- **PROBLEM DETAILS**
In the listing below, locate the lines bearing the word "South". Copy every one of them.

- **SUPPLIED MATERIAL**
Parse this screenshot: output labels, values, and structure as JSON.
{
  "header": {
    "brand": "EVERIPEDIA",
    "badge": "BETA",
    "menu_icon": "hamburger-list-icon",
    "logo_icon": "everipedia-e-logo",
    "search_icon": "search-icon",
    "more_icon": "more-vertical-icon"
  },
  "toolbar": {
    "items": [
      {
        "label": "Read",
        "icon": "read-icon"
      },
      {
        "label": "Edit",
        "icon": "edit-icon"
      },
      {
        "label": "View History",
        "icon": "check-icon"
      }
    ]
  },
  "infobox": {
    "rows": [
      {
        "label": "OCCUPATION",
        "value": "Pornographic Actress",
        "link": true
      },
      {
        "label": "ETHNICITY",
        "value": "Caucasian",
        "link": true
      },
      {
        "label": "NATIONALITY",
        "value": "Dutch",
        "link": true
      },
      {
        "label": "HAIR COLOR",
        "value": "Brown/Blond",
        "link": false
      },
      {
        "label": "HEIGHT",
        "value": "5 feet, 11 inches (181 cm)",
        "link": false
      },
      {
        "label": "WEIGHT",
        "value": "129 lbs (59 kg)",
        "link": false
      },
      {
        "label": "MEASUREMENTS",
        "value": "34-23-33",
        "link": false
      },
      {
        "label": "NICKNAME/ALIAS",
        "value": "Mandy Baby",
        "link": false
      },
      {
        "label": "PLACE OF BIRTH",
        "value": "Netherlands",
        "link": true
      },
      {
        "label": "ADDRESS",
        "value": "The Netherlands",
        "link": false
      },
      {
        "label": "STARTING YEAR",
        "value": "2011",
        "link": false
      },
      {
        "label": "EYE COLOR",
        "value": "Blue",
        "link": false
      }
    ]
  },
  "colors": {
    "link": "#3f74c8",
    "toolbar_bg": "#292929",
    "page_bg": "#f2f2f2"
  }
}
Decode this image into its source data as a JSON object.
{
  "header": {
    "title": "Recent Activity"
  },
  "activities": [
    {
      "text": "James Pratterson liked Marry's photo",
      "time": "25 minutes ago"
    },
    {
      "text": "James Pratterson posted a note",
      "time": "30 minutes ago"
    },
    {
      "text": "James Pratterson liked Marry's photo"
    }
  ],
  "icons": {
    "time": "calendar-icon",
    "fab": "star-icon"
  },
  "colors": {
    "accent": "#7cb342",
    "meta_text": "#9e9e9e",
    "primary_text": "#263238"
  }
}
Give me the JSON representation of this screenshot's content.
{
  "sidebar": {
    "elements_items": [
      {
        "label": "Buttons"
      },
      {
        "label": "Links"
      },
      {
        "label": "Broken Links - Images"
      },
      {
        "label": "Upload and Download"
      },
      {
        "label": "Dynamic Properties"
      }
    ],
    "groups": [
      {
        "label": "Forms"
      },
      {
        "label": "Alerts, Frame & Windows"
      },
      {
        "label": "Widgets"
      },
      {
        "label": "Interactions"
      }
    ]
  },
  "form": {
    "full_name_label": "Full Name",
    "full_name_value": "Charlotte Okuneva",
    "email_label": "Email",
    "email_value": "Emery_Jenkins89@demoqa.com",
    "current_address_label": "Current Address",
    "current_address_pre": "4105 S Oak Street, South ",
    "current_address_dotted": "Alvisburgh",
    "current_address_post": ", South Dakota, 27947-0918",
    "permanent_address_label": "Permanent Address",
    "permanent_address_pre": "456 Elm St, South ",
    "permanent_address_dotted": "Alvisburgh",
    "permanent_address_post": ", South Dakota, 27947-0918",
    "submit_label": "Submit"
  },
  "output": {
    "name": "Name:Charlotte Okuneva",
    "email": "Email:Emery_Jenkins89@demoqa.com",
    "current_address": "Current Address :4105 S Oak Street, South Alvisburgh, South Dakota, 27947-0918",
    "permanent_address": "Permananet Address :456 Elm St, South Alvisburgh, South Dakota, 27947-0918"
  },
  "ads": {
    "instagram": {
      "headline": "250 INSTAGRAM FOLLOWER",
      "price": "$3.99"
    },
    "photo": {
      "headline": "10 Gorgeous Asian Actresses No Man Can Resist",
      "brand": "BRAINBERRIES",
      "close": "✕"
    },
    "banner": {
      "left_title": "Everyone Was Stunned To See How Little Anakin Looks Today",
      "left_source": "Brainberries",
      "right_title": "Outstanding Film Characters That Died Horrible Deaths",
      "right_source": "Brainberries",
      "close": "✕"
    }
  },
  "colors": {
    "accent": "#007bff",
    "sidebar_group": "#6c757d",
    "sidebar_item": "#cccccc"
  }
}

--

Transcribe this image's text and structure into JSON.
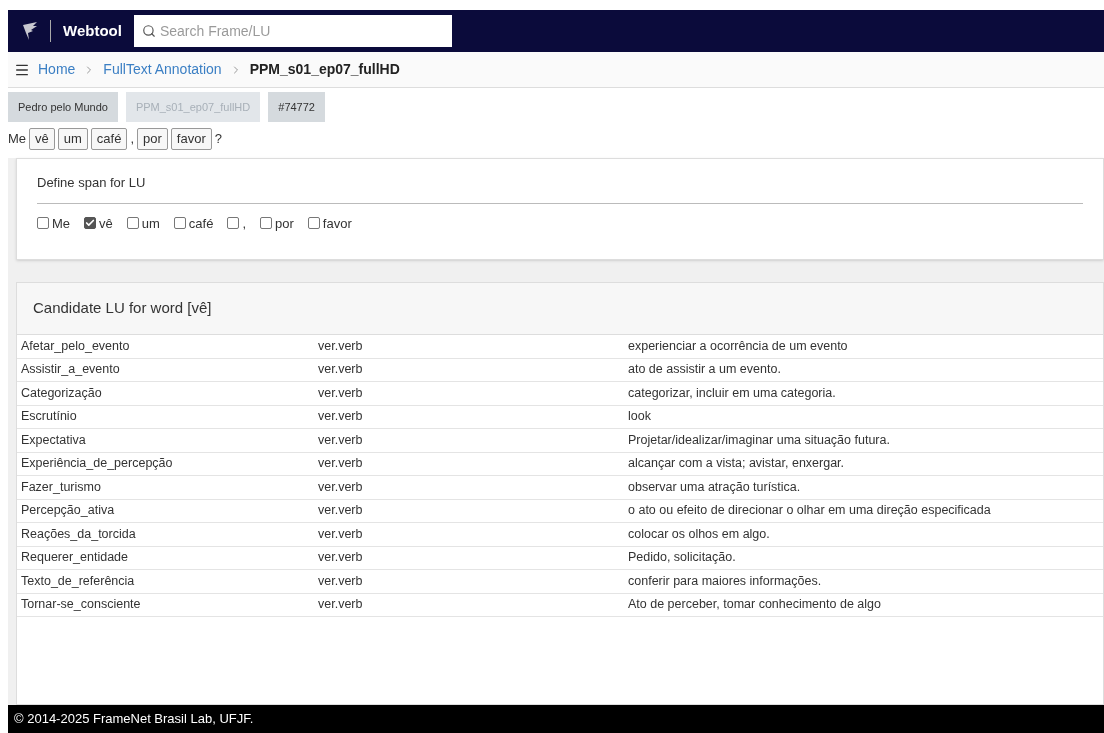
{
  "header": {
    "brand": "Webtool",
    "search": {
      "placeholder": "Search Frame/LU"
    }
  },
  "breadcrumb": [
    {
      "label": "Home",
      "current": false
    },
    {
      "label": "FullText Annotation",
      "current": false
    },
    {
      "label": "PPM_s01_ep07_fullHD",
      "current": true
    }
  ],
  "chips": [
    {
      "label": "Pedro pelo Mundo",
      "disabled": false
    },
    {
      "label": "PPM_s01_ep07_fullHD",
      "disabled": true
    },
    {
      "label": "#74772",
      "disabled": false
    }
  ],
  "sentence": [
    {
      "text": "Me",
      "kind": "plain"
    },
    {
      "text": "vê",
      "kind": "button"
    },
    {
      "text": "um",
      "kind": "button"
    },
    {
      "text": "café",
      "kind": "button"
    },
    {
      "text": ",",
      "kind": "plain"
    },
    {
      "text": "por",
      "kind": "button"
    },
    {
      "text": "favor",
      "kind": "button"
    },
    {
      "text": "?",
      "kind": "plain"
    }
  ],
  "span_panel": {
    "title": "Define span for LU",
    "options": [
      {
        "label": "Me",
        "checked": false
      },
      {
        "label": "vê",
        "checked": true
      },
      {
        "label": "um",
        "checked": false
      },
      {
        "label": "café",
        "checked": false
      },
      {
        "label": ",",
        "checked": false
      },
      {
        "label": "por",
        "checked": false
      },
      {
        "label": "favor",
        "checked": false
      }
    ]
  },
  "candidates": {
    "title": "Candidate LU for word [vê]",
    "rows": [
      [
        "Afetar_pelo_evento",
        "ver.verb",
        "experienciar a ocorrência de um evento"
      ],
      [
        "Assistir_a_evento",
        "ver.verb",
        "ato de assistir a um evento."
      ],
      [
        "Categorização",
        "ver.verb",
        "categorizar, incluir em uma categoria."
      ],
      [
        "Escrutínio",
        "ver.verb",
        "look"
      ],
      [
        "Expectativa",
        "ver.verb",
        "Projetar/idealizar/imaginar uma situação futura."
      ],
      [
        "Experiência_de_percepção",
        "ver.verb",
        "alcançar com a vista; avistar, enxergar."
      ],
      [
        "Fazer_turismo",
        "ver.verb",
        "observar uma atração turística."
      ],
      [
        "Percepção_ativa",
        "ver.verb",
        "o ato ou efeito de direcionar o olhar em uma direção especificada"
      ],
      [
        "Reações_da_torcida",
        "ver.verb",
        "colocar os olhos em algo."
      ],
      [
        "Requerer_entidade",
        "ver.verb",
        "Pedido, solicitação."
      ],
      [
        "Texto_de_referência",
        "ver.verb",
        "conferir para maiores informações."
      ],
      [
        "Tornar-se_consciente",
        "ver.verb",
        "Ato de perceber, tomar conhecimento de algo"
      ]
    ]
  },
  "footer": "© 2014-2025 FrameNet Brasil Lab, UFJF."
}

- **PROBLEM SOLUTION**
    "current_address_pre": "4105 S Oak Street, South ",
    "current_address_post": ", South Dakota, 27947-0918",
    "permanent_address_pre": "456 Elm St, South ",
    "permanent_address_post": ", South Dakota, 27947-0918",
    "current_address": "Current Address :4105 S Oak Street, South Alvisburgh, South Dakota, 27947-0918",
    "permanent_address": "Permananet Address :456 Elm St, South Alvisburgh, South Dakota, 27947-0918"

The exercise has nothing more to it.